■ ACTION ITEM
Work out how many lines of the entries have the word "Montréal" in them. Respond with that number only.

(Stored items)
-.-.-

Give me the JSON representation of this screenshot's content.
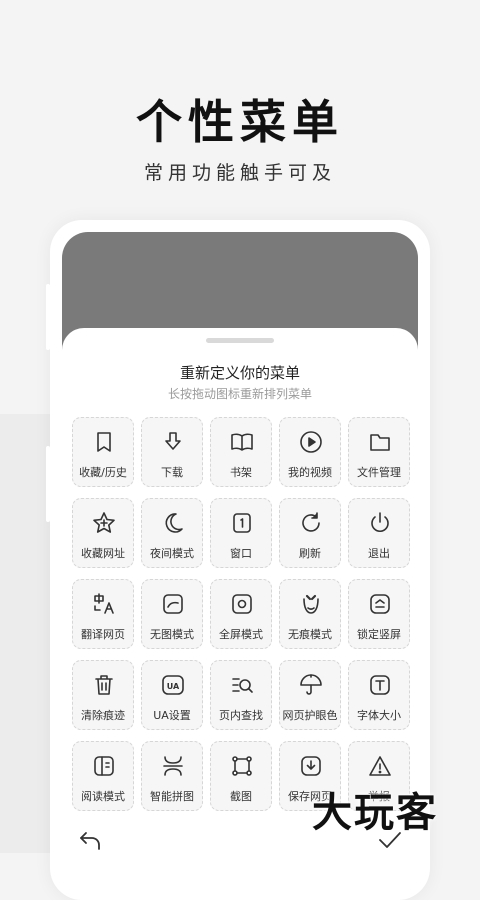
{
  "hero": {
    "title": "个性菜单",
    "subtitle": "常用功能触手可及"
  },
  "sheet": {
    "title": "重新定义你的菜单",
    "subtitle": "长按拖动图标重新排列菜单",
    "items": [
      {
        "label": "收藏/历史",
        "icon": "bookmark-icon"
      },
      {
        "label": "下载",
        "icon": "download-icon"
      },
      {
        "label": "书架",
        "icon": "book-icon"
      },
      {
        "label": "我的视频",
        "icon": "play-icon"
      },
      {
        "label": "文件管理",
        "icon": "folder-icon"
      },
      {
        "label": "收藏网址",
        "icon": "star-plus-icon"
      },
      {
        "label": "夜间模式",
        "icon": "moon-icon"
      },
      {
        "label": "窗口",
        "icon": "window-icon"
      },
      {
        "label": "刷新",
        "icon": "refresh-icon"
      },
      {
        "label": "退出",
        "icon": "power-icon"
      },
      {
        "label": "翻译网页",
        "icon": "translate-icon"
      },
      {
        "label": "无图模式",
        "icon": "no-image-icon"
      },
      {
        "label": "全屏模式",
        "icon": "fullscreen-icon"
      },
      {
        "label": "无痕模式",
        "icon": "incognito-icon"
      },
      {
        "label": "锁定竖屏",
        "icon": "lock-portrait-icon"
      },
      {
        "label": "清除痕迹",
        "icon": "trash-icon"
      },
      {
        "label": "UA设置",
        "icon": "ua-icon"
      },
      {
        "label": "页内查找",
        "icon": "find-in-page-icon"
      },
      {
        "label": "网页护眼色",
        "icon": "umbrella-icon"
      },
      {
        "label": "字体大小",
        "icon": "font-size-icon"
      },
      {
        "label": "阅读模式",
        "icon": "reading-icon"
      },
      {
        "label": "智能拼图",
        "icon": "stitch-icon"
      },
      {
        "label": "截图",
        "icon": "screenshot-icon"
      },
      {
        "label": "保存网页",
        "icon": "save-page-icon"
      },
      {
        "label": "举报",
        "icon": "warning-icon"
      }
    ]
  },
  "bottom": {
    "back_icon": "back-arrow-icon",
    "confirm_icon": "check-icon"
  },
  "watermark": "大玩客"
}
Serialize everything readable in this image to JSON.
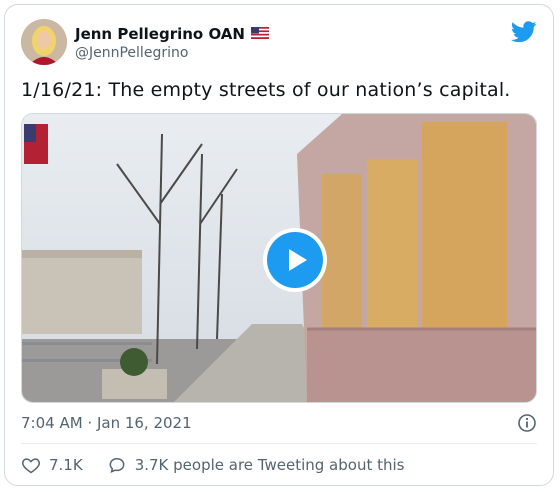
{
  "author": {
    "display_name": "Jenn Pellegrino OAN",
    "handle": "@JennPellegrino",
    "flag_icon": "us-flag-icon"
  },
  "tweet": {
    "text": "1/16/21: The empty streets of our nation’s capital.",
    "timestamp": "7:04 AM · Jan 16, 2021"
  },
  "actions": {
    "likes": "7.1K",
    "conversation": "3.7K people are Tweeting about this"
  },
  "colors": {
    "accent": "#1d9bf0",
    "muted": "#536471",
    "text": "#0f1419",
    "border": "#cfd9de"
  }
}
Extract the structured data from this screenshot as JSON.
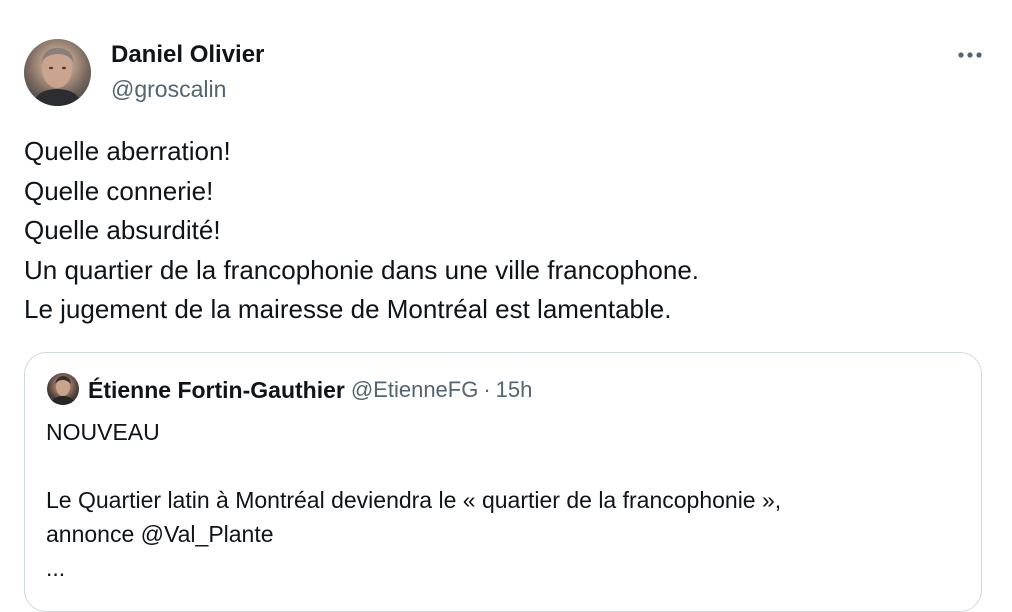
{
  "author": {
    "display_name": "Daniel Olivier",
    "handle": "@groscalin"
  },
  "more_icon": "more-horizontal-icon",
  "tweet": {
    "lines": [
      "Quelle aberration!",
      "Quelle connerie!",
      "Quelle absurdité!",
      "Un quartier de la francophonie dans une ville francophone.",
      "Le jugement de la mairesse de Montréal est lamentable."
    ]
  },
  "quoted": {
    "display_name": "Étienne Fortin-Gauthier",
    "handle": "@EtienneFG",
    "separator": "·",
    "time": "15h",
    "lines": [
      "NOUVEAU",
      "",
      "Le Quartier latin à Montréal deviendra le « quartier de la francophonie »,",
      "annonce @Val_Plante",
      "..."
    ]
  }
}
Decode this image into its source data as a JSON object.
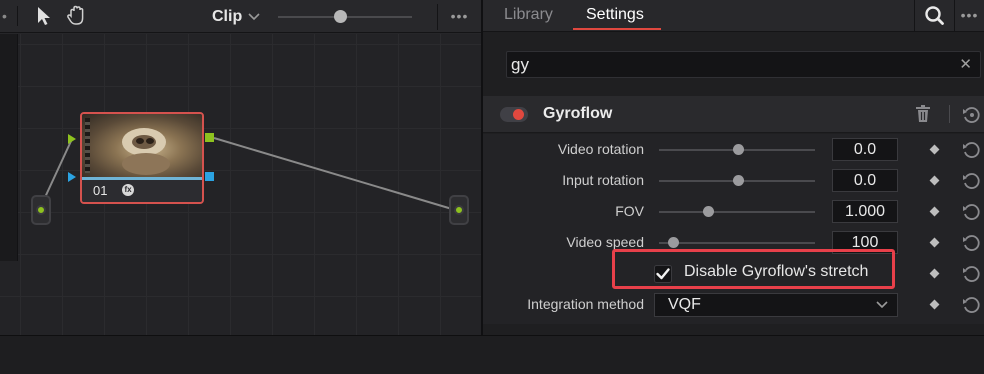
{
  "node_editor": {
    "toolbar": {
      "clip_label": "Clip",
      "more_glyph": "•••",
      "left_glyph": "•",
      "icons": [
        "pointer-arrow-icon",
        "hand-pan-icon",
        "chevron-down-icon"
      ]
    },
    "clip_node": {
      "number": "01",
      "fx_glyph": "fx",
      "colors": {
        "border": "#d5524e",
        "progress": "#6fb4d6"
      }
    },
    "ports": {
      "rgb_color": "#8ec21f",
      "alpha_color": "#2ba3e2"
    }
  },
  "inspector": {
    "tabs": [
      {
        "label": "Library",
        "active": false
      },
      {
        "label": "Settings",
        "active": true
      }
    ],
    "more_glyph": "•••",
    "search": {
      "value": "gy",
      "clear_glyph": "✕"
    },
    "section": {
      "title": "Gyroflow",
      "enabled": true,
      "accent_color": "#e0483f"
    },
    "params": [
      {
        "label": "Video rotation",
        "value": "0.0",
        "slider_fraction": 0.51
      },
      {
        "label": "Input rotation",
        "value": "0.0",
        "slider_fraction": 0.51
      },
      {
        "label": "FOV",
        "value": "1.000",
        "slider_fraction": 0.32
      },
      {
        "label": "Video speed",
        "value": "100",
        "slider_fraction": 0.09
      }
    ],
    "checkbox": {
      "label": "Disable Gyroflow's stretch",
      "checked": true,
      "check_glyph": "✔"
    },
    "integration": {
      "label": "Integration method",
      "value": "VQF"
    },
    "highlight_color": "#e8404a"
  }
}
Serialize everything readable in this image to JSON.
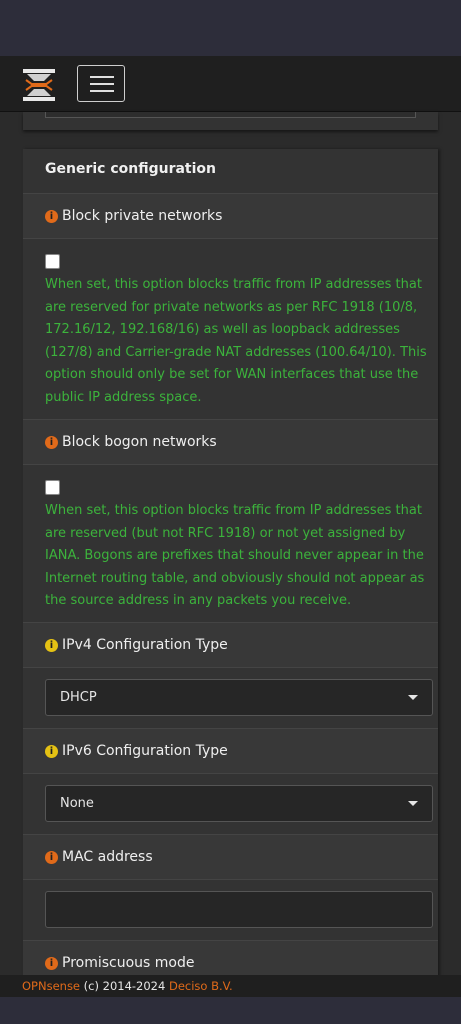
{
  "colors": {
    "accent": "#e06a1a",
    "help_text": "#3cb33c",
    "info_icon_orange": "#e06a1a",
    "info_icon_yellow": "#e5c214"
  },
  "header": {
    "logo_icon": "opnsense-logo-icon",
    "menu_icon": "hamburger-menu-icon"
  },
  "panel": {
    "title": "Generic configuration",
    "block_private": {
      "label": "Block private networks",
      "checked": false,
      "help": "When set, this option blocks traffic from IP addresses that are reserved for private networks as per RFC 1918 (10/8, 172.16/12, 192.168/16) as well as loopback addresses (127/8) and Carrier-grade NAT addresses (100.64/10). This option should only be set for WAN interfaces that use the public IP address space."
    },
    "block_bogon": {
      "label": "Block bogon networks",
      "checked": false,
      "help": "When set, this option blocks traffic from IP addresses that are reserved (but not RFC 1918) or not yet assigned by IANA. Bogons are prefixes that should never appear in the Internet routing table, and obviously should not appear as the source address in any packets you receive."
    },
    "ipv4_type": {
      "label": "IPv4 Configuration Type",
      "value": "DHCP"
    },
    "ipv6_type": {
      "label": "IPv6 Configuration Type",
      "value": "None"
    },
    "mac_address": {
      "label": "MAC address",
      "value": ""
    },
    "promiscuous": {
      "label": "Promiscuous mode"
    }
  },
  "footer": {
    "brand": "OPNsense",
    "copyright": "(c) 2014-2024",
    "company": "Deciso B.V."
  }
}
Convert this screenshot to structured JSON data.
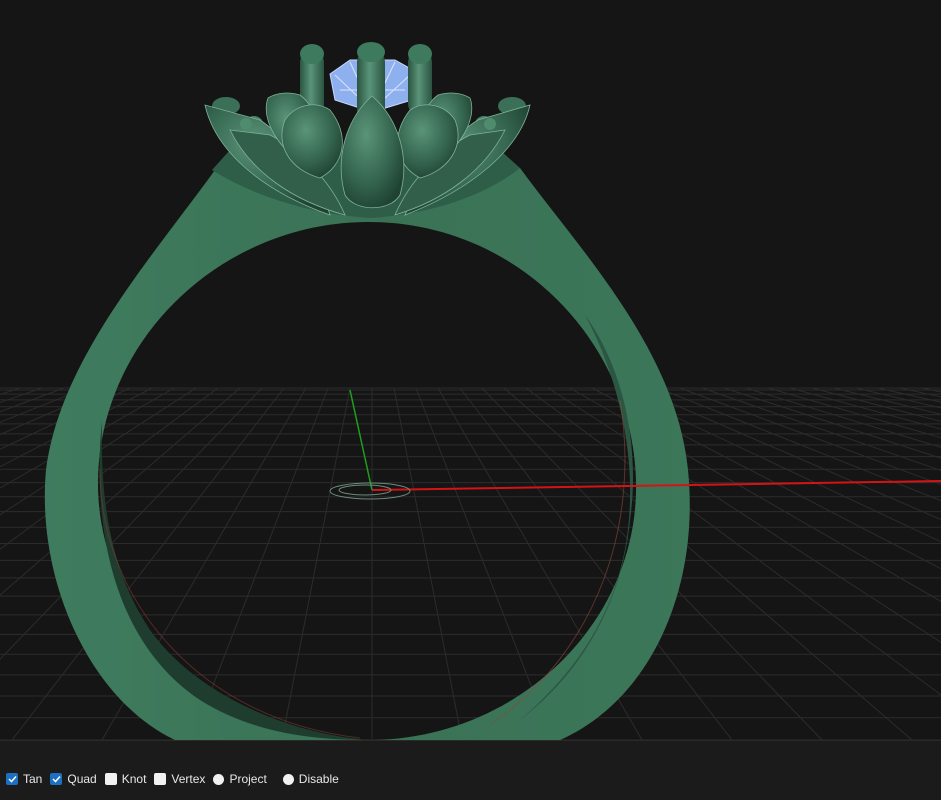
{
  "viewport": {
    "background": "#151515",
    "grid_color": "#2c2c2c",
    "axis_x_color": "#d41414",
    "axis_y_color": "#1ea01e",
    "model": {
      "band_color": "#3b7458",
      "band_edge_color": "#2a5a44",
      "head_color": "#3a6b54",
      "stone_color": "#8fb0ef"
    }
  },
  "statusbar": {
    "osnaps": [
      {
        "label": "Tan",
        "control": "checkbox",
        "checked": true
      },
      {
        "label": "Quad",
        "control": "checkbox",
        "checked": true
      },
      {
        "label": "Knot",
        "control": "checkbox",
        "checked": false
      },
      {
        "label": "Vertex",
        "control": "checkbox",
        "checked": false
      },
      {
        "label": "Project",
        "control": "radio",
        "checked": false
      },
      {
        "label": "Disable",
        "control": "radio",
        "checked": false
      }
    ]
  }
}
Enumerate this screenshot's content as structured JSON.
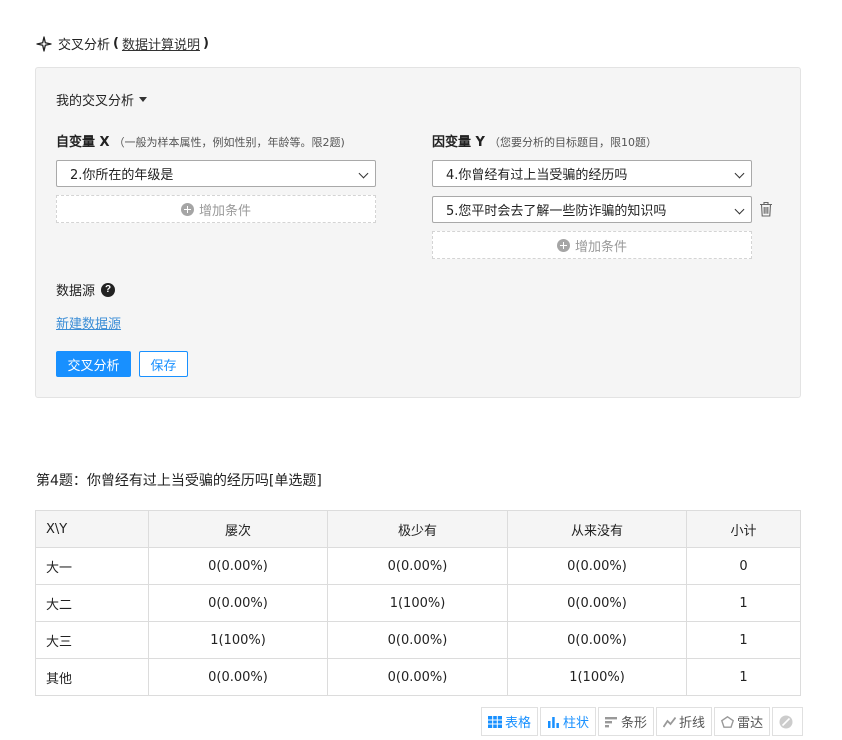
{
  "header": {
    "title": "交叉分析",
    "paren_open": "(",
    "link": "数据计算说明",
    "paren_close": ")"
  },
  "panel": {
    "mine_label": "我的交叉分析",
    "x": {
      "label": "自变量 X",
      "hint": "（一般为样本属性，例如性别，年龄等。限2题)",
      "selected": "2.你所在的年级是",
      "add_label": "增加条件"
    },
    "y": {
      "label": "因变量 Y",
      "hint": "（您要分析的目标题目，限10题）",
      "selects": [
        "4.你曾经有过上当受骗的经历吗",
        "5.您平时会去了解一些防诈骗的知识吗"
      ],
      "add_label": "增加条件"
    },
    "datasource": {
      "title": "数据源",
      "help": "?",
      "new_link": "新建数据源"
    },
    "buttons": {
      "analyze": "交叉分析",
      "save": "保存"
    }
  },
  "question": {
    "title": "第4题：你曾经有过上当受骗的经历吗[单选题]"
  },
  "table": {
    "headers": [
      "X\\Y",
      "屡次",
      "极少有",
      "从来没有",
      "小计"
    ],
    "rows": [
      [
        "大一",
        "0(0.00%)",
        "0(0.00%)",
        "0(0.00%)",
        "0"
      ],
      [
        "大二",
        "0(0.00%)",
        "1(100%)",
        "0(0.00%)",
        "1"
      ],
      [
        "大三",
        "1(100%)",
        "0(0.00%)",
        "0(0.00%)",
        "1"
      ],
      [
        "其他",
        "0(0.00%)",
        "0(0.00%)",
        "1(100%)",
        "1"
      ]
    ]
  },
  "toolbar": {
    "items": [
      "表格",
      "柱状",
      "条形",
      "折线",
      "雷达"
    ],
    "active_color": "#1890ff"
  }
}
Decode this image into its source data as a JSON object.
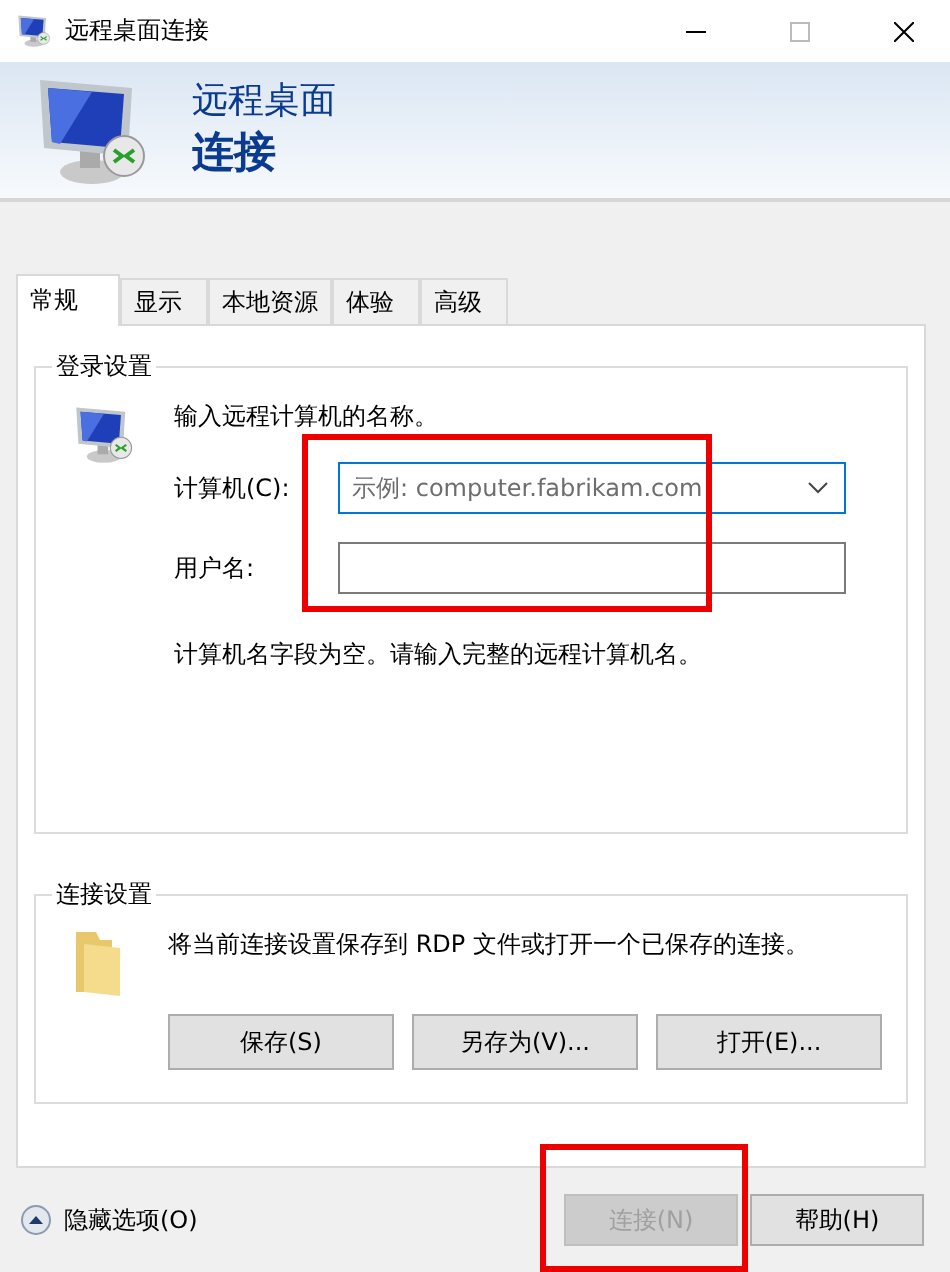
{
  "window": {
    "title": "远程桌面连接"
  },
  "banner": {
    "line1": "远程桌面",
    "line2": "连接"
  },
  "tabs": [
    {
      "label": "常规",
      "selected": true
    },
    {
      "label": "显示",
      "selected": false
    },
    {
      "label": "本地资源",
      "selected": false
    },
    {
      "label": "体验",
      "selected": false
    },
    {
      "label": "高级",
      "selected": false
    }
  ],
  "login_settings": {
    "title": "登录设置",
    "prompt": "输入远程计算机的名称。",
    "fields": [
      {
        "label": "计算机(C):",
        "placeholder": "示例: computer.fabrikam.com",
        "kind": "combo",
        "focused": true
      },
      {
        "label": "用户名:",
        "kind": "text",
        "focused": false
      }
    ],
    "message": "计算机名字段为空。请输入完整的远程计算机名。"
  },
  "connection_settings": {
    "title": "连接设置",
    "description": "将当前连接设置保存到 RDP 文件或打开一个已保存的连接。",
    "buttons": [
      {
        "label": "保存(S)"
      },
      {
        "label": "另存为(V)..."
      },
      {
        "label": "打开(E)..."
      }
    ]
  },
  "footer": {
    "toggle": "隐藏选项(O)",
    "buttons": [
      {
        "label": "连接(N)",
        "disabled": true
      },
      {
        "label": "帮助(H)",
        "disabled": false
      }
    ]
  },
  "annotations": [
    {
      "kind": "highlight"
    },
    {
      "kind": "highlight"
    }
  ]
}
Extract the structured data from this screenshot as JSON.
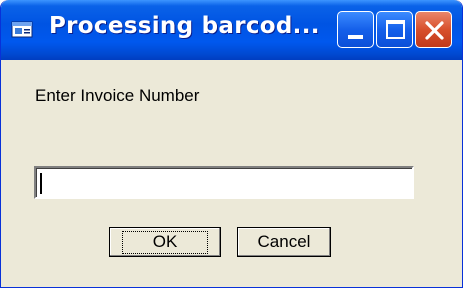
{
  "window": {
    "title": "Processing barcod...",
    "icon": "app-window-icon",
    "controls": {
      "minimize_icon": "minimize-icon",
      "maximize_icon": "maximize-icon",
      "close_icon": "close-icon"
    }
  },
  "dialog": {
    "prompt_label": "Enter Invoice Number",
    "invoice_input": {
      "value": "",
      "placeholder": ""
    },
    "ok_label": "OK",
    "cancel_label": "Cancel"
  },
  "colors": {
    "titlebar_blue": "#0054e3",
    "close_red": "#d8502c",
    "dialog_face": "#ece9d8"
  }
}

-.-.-

■ ANSWER SECTION
2